This was also the only night I had to use a bug net over my head! For whatever reason, I am very attractive to mosquitoes and despite all the measures I took, I still got many, many bites. I was so itchy I had to take Benadryl before bed. It was hard to believe this was our last night of the trip, and the next day we would walk back out into civilization!
Day Four – Cascade Canyon to Jenny Lake Ferry (5.7 miles)
Adam says… Due to snow, the Paintbrush area was only safely accessible to people with ice axes, so we didn’t do a full Teton Crest Trail traverse. We came down Cascade Canyon to arrive at Jenny Lake for our last day.
The trail went by some dramatic landscapes and hiked down along some fast-moving streams and waterfalls on the way down. The power of nature is really humbling through the vastness of the terrain of high elevations. As we made our way down to the Cascade Canyon area, we saw a couple of deer hanging out at a trail junction.
As we continued along Cascade Canyon, the trail was heading downhill and we started to see more day-hikers arrive as we got closer to Jenny Lake. Along the creek, we spotted a bull moose sitting in the brush and we were so glad we had the opportunity to see some of the wildlife we don’t get in Virginia.
The hike along Cascade Canyon was so scenic and we felt the warmer temperatures as we reached some lower elevations. Eventually, we reached the area known as Inspiration Point and there were a lot of day-hikers hear that were taking in the view. My back had been killing me that day, so I relaxed and worked on stretching out my back while we had a snack.
We had one last bigger descent to make down from Inspiration Point and we made it to the bottom to see tons of people along the trails. We took a short side trip to check out Hidden Falls, which is a most impressive waterfall.
From here, it was a short walk to the ferry, where we hopped on a boat to take us to the other side of Jenny Lake. While most of the passengers were just out for a short trip, they were all asking us questions about our trip over the mountains. With the cool lake breeze hitting us, we were refreshed yet exhausted from all we had done over the last several days. We picked up our car at Jenny Lake and we picked up our other cars at the tramway. Unfortunately, our rental car had been hit by another car in the parking lot, but that didn’t dampen our moods too much as we had just done a trip we will remember for a lifetime. If you’re fit enough and can navigate the permit process, make this a must-do adventure!
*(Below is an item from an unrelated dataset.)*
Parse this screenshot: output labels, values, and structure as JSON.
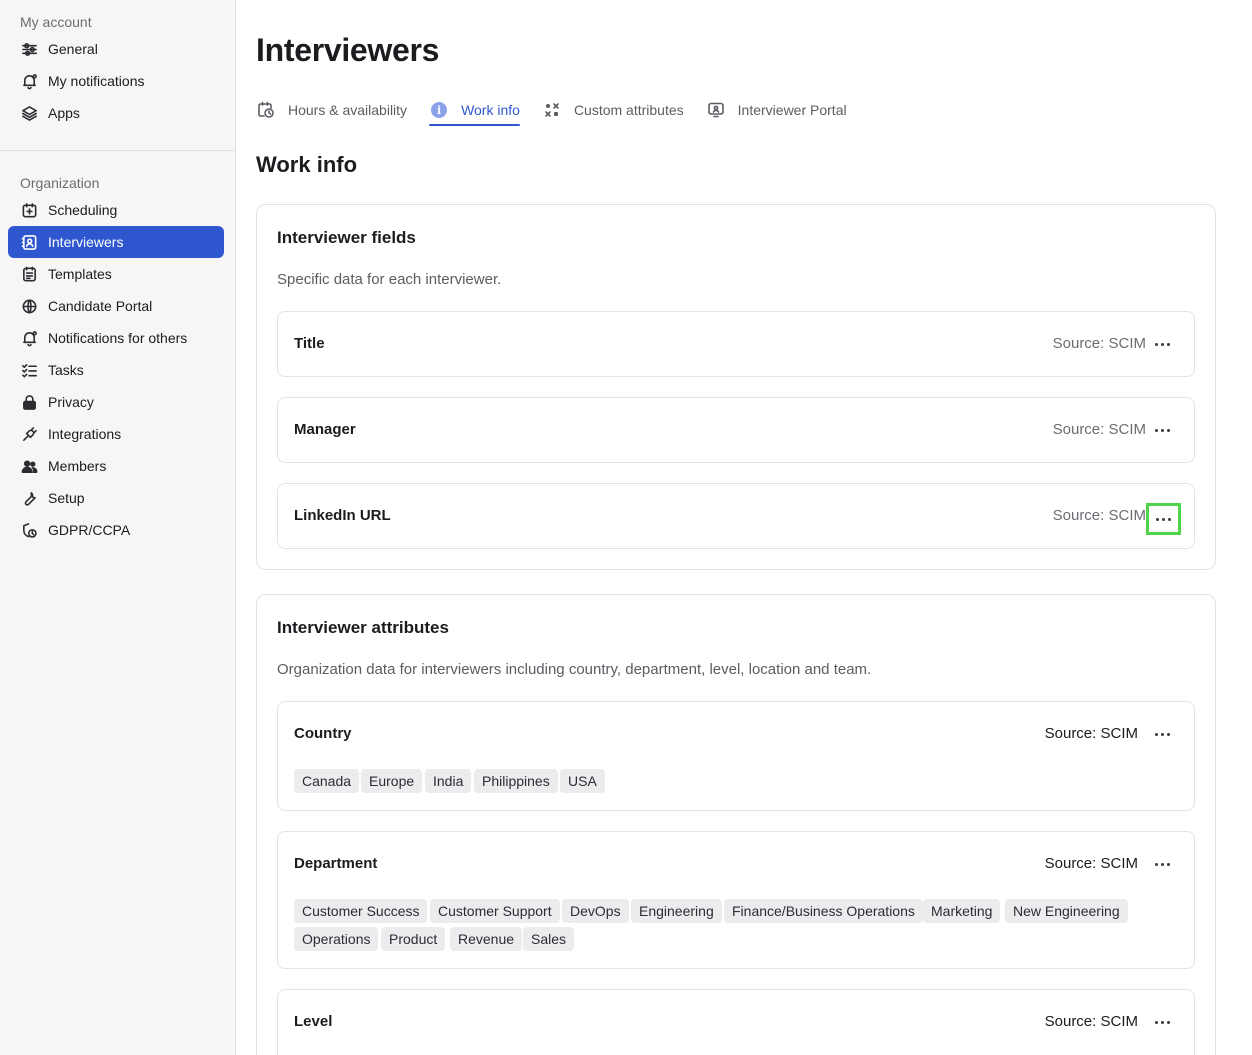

Final Thoughts: The Teton Crest Trail is not a trip you can go on without significant planning and preparation.
- You have to get permits for each place you plan to camp along the route. Getting a permit can be competitive and the process opens in January on recreation.gov.
- You’re going to need a ride at the end. This is a segment hike, so you’ll finish many miles from where you started. Plan ahead for this! Because we were in a group with multiple cars, we dropped one at our finish point the night before we started our hike.
- You’ll have to carry a bear canister and bear spray. You must have an approved bear-proof container in GTNP. The ranger station can issue you a loaner if you need one. You also should plan to carry bear spray, since this is grizzly country!
- If you’re arriving from the east (or anywhere considered low-country), plan to acclimate a few days before you attempt the Crest Trail. The high altitude can make you sick if you don’t give your body a bit of time to adjust.
- Bring lots and lots of sunscreen! Seriously, there is very little shade along the trail. Paired with the high altitude, it is easy to get a bad sunburn very quickly.
- While this hike seemed remote and intimidating, it was actually moderate terrain and I think it could be done by most people of average hiking fitness. It was not a killer-tough hike.
There are some good planning guides online that will help you plan. A couple examples: